**Information given**
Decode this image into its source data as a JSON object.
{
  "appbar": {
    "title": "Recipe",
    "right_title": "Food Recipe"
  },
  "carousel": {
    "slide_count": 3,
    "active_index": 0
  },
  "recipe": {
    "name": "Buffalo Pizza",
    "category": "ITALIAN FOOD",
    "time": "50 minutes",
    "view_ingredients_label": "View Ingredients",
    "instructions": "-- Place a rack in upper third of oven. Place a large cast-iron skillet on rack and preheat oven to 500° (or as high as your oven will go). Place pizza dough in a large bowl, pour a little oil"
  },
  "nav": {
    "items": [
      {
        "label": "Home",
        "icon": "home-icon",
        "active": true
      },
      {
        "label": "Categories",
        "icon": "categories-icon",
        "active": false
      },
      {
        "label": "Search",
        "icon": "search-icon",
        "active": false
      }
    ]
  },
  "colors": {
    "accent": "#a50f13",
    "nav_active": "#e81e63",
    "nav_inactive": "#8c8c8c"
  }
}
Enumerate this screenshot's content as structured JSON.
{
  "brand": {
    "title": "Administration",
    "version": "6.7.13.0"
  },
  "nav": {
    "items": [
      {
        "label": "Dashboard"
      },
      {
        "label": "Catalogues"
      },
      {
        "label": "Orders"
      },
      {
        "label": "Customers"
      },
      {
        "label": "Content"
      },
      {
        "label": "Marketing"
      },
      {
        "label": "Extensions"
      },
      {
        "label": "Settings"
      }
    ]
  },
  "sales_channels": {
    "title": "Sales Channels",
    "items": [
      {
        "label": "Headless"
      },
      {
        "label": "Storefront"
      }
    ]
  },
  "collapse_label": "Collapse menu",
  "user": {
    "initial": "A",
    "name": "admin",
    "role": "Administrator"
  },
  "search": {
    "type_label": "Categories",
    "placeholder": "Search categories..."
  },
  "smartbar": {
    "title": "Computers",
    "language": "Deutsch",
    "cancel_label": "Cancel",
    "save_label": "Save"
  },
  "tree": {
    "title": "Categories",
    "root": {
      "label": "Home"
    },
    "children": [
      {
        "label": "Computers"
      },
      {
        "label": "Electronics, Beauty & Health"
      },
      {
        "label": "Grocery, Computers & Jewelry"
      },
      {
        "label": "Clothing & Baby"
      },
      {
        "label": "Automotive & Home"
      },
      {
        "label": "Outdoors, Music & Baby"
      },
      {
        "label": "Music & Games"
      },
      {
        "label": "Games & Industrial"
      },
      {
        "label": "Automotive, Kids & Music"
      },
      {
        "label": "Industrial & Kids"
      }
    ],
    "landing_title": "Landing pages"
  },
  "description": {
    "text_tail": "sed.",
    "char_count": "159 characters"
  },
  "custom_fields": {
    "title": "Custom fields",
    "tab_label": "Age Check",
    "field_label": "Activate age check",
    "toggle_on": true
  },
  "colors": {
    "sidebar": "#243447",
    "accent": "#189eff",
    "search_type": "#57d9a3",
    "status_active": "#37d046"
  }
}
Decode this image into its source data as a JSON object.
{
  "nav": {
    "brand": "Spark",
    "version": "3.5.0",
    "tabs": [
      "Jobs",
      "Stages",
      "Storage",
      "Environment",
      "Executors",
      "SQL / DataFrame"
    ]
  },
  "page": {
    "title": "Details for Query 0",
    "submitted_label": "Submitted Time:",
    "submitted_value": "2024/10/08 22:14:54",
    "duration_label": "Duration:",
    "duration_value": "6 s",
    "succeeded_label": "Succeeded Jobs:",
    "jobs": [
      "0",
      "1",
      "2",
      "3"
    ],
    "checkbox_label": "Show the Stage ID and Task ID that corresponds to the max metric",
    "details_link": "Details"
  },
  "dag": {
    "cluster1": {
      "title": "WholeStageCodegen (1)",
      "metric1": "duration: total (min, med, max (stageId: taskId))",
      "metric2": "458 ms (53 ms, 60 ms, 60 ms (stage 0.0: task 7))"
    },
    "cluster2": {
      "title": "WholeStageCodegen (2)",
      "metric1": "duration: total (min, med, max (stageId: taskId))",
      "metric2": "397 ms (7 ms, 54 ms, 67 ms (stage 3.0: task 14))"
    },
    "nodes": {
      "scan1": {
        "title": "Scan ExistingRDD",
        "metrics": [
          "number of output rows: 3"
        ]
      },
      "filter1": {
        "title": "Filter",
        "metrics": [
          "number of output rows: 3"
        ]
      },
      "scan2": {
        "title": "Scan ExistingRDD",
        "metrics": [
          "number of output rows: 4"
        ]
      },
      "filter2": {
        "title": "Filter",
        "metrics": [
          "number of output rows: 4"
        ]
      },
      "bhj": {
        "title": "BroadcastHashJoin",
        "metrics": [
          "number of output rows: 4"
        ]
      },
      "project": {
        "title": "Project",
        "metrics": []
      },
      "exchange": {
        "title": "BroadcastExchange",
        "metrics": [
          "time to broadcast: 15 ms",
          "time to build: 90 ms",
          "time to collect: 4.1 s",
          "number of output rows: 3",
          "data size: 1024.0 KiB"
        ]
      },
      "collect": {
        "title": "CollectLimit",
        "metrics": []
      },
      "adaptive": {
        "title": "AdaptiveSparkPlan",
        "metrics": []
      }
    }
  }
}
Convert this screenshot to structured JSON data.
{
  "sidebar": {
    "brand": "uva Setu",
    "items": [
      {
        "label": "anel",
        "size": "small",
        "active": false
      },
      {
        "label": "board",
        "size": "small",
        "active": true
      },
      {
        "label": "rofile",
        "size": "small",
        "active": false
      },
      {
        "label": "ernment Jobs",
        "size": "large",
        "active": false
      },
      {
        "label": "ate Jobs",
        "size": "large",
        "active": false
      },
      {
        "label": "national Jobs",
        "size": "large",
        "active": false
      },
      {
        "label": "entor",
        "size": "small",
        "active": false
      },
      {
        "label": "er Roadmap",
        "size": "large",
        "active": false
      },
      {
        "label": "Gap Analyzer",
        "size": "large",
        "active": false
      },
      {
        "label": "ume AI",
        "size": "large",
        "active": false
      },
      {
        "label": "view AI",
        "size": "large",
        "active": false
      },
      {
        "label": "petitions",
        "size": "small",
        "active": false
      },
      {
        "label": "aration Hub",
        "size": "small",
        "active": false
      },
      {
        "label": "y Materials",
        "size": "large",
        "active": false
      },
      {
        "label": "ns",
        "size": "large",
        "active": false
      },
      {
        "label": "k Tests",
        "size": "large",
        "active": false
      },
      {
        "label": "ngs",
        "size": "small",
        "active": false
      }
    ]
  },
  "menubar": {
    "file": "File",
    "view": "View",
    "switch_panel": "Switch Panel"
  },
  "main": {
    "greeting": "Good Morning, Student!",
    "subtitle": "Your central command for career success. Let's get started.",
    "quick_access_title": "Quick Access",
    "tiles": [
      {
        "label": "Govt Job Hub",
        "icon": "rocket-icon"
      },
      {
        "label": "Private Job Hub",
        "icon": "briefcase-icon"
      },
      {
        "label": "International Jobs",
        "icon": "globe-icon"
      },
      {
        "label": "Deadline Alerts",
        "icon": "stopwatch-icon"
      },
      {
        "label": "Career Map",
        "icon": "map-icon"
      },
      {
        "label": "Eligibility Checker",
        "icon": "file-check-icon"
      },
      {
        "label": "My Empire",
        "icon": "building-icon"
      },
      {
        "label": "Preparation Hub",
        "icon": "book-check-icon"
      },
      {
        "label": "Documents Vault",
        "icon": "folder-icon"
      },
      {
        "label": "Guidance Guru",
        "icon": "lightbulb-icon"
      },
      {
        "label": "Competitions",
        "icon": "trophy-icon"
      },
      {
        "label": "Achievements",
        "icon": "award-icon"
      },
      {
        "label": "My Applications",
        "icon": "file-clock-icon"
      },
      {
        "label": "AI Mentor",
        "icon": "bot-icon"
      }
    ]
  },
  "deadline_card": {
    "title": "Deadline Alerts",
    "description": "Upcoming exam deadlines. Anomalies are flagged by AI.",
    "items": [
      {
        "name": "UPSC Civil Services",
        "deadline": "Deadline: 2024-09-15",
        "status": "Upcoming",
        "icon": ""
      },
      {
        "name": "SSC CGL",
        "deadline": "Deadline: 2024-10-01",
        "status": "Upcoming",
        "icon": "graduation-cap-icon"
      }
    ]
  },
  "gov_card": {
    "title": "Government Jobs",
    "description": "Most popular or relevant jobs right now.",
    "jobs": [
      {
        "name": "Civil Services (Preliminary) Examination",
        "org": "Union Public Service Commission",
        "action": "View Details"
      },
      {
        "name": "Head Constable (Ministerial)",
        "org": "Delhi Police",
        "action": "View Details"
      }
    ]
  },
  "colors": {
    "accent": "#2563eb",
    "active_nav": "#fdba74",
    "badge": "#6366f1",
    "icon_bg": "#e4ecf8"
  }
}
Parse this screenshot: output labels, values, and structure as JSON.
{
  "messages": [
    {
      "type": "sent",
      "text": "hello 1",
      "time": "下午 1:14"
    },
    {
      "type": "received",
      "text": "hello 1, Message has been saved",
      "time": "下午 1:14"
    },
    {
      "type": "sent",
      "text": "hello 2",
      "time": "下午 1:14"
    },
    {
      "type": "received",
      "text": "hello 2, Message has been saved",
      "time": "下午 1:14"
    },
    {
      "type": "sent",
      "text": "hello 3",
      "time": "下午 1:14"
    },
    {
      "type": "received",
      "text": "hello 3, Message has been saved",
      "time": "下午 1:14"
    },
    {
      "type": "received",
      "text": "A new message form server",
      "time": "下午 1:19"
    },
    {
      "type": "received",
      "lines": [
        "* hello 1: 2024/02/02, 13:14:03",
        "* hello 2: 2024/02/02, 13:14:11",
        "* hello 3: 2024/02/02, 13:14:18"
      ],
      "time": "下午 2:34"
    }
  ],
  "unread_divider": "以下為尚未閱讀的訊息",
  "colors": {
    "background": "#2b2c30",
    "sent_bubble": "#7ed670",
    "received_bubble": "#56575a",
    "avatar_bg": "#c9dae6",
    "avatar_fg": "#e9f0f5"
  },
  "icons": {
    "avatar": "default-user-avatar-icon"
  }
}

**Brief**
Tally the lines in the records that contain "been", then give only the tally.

**Expected answer**
3